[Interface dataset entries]
◆ ◆ ◆ ◆

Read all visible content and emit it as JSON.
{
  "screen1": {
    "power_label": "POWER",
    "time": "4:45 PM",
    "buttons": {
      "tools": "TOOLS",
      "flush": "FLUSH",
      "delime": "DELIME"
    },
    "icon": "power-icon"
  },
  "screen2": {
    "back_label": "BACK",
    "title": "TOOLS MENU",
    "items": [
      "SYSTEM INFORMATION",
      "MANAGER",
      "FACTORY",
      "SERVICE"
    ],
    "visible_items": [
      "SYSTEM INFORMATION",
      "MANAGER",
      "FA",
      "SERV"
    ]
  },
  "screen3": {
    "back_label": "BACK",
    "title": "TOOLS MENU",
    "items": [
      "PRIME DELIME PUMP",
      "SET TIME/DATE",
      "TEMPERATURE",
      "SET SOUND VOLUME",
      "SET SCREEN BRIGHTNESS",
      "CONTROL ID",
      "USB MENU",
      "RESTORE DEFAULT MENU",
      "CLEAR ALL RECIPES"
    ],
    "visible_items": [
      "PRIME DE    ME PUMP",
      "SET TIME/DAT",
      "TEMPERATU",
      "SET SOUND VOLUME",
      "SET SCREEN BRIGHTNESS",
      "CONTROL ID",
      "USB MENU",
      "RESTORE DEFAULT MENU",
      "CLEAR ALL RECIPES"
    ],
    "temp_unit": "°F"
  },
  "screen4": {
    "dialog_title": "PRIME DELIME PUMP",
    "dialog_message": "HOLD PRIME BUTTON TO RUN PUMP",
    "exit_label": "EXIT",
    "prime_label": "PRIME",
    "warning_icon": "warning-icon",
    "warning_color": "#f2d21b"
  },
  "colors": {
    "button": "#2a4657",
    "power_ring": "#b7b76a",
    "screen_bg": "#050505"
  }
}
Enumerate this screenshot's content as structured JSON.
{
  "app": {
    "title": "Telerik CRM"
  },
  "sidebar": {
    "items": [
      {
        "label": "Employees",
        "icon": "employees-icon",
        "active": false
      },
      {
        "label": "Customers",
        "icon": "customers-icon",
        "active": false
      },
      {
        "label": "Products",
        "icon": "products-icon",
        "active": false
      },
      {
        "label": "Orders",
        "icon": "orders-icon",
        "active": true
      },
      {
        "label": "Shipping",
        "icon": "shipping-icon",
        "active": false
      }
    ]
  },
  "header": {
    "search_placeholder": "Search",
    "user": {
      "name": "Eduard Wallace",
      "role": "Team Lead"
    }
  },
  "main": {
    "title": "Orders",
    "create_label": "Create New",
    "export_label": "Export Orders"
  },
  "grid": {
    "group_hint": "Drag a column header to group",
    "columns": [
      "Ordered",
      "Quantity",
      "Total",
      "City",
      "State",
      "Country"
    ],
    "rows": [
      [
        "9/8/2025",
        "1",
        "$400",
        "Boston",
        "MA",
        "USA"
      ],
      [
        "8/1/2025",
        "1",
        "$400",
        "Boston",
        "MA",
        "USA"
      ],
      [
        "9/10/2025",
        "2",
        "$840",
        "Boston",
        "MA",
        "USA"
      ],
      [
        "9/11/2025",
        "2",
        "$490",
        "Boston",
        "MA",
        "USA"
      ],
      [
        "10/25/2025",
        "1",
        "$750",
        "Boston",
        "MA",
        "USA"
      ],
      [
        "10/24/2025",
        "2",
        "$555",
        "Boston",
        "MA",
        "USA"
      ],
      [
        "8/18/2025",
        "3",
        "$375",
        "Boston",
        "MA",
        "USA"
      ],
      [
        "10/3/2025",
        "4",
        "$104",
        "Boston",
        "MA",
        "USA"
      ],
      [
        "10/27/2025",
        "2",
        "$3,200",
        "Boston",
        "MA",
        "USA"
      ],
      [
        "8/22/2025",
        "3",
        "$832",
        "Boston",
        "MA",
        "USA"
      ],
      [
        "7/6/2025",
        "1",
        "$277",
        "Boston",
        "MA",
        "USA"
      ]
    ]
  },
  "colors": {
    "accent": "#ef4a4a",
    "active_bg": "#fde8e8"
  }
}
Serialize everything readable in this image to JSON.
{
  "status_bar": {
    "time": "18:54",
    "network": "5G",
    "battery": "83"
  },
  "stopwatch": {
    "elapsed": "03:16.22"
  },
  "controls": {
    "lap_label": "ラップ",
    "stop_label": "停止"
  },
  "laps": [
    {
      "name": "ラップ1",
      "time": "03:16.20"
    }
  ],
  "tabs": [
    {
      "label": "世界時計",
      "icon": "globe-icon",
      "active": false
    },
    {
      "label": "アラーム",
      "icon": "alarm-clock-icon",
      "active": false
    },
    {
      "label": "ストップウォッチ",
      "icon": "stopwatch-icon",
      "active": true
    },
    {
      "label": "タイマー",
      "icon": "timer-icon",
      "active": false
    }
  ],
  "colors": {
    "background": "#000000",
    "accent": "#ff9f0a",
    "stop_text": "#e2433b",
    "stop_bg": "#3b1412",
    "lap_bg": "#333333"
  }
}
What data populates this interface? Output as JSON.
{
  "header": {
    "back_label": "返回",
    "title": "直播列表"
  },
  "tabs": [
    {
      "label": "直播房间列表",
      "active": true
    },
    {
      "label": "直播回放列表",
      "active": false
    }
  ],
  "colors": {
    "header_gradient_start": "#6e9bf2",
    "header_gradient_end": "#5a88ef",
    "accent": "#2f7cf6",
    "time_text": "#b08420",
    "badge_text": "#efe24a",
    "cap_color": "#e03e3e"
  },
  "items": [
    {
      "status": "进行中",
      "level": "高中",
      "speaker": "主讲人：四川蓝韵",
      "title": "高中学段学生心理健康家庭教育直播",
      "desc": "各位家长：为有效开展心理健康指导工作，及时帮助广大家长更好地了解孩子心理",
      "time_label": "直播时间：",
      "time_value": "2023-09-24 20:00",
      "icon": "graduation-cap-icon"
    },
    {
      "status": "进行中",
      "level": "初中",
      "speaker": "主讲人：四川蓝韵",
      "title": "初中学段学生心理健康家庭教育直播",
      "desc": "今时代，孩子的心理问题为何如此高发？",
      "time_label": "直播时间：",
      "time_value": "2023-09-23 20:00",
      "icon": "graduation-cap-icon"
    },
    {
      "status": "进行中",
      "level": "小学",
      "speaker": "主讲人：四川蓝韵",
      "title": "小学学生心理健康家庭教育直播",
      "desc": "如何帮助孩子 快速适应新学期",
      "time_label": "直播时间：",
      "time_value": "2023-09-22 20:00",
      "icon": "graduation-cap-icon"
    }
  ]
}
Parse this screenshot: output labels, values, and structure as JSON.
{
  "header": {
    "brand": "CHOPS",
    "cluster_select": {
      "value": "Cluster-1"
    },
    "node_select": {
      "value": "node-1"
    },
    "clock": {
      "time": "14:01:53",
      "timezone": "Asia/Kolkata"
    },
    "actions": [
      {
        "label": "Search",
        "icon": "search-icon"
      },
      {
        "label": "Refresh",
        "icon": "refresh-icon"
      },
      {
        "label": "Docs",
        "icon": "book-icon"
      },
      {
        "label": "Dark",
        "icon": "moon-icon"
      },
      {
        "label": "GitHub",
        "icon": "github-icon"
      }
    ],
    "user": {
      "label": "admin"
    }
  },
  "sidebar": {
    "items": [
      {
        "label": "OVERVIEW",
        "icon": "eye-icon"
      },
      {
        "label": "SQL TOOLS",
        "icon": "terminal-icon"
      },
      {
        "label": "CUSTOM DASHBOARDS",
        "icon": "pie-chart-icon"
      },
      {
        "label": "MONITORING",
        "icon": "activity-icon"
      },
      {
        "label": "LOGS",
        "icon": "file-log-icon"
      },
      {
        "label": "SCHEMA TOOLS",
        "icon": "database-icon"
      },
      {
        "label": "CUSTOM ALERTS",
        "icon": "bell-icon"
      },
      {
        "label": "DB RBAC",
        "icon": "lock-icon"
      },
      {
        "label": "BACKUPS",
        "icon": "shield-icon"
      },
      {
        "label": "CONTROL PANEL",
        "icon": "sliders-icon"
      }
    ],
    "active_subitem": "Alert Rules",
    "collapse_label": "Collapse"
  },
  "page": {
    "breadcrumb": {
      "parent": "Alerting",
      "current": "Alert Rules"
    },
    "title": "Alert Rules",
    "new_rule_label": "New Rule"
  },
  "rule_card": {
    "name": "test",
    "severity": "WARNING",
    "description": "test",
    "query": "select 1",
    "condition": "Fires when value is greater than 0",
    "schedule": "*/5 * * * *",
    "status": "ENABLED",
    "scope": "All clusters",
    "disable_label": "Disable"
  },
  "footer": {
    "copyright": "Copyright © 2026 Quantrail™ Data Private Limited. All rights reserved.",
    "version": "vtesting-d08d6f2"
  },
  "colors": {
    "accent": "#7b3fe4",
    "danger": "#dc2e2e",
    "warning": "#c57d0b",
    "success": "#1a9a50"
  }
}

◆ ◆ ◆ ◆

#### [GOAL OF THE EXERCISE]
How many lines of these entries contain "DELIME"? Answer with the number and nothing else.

#### [ANSWER SPACE]
3